“There’s already a tension built into this permanent injunction,” she said.

Vahl also said according to Austin leaders’ view of those state rules, three of the four ordinances didn't affect existing base zoning or change the development allowances on individual properties, therefore avoiding any need to notify residents.

City leaders agreed the fourth and final ordinance—compatibility on corridors—was a base zoning change but that proper notice was offered at the time. Austin sent out mailers to 167,281 individual properties in addition to nearly 540 neighborhood groups; Vahl said the city generally “overnotices.” When a technical correction to the ordinance was needed months later, the city once again sent notice about the move.

“The city goes above and beyond ... when it believes individual notice is appropriate," Vahl said.

Another point raised by city lawyers was the challenge to Affordability Unlocked. While the other three ordinances were approved in the aftermath of the initial legal action over the code rewrite, Affordability Unlocked had already been on the books for months before the first lawsuit was filed and shouldn't be affected by any future rulings, they said.

They also pointed to Texas rules that prevent legal action against land use policy beyond three years after the changes take effect; the plaintiffs' latest request was filed nearly four years after council's Affordability Unlocked vote.

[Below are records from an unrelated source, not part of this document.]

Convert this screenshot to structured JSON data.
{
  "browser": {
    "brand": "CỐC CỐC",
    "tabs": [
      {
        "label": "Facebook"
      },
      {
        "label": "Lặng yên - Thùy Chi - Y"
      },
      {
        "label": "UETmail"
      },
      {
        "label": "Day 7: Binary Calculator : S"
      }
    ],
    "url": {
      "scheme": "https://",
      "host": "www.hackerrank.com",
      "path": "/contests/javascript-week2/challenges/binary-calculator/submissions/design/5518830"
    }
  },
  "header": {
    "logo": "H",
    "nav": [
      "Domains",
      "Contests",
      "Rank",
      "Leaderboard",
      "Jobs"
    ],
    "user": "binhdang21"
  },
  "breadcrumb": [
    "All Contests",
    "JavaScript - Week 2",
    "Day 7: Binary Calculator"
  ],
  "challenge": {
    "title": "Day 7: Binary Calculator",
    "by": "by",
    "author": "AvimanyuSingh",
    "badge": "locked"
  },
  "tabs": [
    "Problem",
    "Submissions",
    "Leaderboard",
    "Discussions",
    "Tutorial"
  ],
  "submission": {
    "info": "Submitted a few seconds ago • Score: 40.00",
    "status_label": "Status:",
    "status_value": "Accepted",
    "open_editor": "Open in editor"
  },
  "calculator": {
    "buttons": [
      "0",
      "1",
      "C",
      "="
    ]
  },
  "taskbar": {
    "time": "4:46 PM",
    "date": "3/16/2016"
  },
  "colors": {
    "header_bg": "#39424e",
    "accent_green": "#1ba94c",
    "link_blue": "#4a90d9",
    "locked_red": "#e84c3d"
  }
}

Finally, Vahl noted the program is heavily used by affordable housing developers that would be harmed if the opposition prevails.

In addition to the housing already completed, dozens of projects home to more than 5,000 units are already in planning or under construction because of Affordability Unlocked, according to the city. Vahl said rolling the policy back would damage builders around town that relied on the program to plan their developments.

What's next

After about an hour and a half of presentations and questioning Sept. 26, Mangrum said she'll take time to study both sides’ arguments before deciding on the issue.

Mangrum's upcoming decision could halt the resident-led drive to overturn the development bonus programs or potentially wipe out the policies themselves. Either way, that outcome may also be appealed.